# Activity
This exercise calls for copying every line below that holds the word "true".

Supplied records section start

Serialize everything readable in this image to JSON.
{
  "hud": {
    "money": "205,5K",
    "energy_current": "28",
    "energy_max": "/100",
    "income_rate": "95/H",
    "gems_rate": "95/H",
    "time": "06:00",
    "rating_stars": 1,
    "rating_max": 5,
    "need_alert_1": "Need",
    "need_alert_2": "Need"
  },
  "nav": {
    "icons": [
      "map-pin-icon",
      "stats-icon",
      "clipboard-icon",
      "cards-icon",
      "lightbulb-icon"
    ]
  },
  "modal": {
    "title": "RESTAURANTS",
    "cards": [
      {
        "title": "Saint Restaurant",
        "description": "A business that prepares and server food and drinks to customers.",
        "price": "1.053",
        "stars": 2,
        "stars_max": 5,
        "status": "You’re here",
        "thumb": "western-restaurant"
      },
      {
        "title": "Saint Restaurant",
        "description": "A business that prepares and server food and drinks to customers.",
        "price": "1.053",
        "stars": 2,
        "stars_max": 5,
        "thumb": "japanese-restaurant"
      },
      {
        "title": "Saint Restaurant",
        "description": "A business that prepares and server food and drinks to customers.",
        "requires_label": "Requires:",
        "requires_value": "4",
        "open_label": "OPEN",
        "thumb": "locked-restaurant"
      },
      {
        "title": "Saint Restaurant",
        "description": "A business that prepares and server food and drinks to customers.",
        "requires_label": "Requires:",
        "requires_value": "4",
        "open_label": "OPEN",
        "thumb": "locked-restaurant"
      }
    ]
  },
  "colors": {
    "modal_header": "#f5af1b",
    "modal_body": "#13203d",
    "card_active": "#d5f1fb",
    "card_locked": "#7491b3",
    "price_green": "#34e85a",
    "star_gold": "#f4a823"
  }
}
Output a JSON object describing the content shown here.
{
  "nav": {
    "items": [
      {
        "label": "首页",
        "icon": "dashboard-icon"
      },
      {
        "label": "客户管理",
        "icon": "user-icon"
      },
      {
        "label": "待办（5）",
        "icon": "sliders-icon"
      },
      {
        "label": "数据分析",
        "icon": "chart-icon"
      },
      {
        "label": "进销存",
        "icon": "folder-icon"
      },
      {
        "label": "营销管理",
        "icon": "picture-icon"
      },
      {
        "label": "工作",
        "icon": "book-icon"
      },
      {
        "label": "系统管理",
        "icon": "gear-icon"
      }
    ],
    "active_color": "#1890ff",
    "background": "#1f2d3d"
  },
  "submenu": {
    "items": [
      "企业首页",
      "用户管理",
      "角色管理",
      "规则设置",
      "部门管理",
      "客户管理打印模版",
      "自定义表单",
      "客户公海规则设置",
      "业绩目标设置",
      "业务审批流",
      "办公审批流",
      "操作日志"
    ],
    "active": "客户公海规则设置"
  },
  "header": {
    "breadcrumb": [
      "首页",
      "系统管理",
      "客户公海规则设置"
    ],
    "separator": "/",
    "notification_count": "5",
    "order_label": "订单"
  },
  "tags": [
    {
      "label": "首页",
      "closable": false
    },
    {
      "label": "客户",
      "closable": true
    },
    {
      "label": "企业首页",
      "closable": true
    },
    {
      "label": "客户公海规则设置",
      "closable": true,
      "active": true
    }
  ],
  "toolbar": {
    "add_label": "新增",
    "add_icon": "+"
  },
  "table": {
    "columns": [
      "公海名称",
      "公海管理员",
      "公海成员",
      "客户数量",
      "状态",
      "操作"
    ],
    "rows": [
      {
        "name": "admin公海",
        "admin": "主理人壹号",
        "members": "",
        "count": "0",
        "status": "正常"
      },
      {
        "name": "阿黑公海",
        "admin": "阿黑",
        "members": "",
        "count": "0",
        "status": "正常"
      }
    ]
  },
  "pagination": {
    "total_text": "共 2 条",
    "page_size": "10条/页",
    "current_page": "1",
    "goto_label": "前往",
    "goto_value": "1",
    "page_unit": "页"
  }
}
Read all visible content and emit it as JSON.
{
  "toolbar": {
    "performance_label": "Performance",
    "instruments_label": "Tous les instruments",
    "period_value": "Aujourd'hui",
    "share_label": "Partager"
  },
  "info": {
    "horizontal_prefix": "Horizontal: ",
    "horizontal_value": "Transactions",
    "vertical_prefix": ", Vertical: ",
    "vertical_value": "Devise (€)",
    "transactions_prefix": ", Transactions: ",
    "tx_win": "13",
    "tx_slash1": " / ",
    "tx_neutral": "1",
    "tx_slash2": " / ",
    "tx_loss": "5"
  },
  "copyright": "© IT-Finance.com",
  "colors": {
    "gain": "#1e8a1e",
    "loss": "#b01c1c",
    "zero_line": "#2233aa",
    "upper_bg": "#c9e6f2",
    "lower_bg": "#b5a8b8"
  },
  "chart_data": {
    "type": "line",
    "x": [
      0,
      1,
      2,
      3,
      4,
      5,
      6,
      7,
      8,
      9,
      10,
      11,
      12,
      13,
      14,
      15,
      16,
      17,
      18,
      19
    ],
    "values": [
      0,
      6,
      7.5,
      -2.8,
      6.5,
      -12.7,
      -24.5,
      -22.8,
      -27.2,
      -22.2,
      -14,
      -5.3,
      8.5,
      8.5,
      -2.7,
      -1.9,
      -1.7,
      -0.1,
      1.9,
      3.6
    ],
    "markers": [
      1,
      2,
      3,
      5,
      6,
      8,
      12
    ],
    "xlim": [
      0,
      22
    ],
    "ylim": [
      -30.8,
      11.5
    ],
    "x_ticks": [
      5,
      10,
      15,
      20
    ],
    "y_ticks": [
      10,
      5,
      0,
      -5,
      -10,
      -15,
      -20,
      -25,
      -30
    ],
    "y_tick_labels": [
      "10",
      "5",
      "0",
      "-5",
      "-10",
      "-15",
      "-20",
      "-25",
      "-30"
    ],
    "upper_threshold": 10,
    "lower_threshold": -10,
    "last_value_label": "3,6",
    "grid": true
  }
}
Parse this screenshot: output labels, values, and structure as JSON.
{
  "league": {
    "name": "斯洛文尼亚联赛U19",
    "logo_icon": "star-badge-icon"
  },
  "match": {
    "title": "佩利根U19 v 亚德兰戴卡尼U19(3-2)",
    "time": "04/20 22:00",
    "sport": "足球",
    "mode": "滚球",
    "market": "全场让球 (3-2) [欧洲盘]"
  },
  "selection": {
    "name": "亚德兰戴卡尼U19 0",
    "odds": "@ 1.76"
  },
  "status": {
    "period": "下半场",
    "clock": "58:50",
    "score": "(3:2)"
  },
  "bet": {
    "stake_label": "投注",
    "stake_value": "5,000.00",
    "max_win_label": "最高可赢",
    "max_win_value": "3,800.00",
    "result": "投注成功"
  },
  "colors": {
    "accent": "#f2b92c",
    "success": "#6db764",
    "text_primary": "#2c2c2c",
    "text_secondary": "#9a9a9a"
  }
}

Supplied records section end

# Your solution
      "closable": true
      "closable": true
      "closable": true,
      "active": true
    "grid": true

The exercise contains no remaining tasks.